Unlike free weights, resistance machines also offer you a safe environment to test the limits of your strength. You can easily dial up or dial down the weight knowing that, if it’s too much, the machine will hold the weight and prevent you from injury. Your movements can also be controlled which means you really work your muscles – and work them correctly – even when you’re reaching fatigue.
If you want to get specific…
Resistance machines can also be a key part of your routine if you want to train specific muscles. You’ll find out which muscles the machine helps you to train by looking at the guide that comes with each machine. Or, ask one of our skilled Personal Trainers in an Activate session.
By isolating specific muscles, they’ll get stronger and you’ll know that you’re getting closer to your fitness goals. This can also be positive if you’re trying to regain strength in specific muscles after an injury.
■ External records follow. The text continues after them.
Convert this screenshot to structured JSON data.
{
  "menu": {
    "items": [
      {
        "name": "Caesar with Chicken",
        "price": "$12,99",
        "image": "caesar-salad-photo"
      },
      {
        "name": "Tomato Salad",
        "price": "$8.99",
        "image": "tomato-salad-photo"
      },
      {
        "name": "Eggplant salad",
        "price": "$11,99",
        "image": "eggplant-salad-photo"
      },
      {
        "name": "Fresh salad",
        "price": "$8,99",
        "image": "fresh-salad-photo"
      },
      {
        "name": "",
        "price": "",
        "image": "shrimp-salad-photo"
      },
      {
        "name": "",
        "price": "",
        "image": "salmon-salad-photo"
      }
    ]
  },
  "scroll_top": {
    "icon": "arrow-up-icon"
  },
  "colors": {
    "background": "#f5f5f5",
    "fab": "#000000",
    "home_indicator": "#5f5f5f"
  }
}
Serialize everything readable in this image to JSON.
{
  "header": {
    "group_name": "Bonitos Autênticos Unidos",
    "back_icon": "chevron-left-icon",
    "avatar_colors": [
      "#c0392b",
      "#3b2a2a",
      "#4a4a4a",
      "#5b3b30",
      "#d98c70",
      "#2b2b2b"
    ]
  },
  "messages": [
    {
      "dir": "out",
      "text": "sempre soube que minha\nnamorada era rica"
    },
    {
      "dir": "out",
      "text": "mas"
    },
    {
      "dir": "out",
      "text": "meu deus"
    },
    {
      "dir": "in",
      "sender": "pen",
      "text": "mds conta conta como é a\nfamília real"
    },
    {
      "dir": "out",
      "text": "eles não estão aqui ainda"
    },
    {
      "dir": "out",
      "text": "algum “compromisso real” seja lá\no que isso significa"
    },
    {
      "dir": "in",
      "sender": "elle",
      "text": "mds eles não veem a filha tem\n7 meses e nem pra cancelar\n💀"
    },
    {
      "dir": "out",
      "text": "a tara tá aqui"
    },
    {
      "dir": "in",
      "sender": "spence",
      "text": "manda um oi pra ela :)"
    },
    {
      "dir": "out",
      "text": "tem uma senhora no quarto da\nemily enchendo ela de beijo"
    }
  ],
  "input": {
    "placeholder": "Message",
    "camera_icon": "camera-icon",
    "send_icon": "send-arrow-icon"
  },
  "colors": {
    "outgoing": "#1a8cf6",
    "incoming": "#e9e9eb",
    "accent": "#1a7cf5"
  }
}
But, remember, always speak to a medical professional beforehand if you’re using resistance machines for rehab and treat your body with care and respect.
What type of weight should I use?
There are plenty of benefits to using both free weights and resistance machines in your workouts and our advice would be to try both. That way, you’ll continue to challenge your body and it will respond by getting stronger and developing better all-round mobility and fitness.
You can also try both to see which type of training works for you and brings you the most satisfaction and enjoyment.
If you’re a beginner, you don’t just have to stick to resistance machines either. They’ll help you get started but if you want to try free weights, give our Strength and Conditioning Foundations classes a go. Our expert instructors will help you learn the basic technique that will have you reaping the benefits of strength training in no time.
So give it a go!